> What is being asked:
In the records that follow, show each line where the word "true" is present.

[Opening Supplied material section]

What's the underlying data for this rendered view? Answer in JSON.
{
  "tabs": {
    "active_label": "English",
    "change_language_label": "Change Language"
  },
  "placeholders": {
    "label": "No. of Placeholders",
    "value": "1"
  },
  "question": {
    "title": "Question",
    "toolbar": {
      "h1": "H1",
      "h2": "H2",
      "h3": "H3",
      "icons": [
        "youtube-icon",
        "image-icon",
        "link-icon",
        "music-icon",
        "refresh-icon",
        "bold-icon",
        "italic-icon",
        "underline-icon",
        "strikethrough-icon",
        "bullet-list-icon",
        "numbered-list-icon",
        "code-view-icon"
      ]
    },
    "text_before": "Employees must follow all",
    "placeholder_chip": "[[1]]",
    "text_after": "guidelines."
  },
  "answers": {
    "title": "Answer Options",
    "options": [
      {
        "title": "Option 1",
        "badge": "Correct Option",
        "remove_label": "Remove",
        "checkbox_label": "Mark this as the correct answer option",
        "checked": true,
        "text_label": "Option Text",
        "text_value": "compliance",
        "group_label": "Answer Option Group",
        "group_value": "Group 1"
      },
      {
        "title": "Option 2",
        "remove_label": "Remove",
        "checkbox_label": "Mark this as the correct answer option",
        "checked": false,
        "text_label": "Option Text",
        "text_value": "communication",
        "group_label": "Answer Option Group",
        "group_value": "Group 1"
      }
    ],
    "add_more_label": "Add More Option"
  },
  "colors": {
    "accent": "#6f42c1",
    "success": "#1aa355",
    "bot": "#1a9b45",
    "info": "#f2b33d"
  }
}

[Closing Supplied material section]
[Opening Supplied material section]

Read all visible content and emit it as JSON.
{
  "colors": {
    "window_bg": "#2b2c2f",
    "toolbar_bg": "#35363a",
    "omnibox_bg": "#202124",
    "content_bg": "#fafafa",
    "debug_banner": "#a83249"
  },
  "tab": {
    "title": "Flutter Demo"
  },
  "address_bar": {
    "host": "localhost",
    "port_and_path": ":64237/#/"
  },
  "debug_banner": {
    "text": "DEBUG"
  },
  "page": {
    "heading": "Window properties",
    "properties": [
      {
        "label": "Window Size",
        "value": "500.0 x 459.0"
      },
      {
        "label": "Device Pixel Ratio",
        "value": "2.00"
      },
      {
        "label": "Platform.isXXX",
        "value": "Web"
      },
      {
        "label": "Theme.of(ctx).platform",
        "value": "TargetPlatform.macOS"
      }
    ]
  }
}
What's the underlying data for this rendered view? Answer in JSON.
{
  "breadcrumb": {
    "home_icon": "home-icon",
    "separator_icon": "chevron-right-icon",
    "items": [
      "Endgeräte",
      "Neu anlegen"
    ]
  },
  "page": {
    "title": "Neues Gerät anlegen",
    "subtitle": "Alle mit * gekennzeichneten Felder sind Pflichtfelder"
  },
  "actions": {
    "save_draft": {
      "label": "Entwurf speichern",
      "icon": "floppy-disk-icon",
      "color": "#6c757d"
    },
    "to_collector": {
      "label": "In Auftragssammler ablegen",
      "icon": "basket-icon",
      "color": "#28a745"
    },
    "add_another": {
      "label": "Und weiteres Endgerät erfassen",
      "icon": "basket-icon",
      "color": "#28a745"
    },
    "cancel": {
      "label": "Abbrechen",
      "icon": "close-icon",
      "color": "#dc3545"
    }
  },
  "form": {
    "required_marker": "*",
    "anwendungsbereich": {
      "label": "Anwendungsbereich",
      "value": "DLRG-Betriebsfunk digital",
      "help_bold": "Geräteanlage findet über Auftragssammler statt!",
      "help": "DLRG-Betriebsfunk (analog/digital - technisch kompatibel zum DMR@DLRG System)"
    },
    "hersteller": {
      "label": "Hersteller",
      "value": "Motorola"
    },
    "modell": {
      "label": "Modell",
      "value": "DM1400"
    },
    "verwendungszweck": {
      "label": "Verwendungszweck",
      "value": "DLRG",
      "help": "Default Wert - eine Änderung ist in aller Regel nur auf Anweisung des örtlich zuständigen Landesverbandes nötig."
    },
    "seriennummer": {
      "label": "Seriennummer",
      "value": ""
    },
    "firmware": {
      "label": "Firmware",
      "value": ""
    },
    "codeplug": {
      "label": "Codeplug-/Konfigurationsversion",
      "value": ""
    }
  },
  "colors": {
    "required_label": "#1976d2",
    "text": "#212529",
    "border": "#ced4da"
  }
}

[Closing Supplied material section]
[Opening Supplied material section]

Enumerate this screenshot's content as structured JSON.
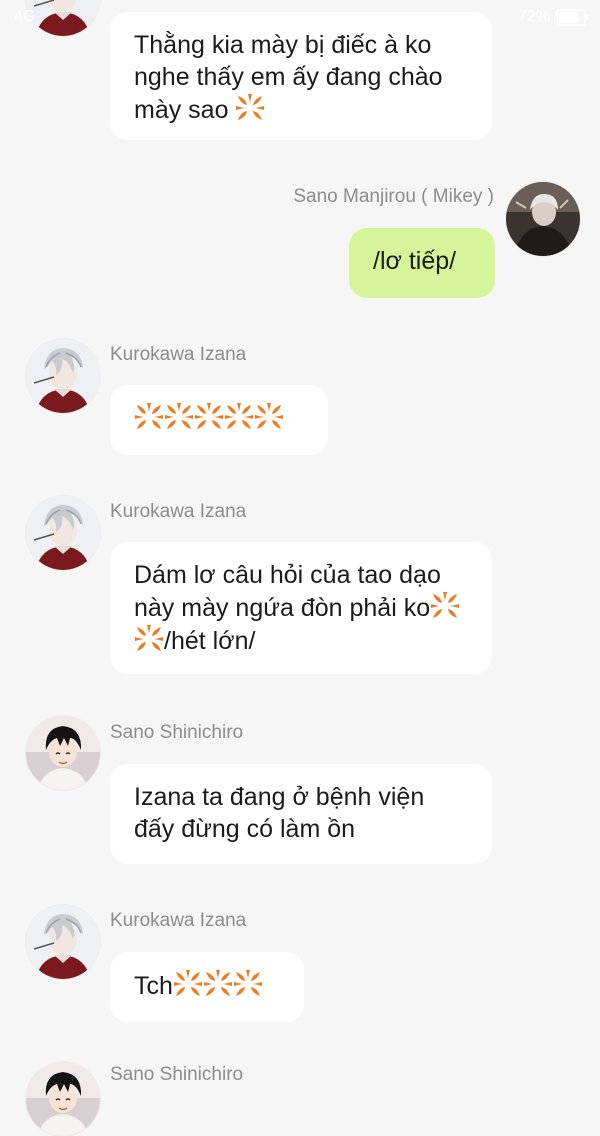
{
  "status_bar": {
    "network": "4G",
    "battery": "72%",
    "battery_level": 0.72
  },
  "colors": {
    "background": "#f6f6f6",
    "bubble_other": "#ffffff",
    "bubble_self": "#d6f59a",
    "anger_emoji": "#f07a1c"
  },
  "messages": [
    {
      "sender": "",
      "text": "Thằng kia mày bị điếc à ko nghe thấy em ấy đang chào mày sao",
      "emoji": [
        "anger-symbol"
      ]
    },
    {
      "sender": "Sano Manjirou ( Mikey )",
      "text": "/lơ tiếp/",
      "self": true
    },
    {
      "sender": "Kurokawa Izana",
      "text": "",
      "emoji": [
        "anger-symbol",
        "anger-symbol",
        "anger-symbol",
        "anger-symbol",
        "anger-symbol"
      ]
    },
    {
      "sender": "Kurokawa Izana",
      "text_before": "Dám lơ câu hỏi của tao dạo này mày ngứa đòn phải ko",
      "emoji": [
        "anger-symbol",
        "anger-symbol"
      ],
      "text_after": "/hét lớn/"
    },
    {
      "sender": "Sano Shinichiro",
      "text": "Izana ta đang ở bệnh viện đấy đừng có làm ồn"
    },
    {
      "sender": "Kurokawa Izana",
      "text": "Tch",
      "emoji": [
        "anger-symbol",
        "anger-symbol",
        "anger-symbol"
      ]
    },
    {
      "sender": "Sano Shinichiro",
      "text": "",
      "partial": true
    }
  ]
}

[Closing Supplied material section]

> Finished exercise:
        "checked": true,
      "self": true
      "partial": true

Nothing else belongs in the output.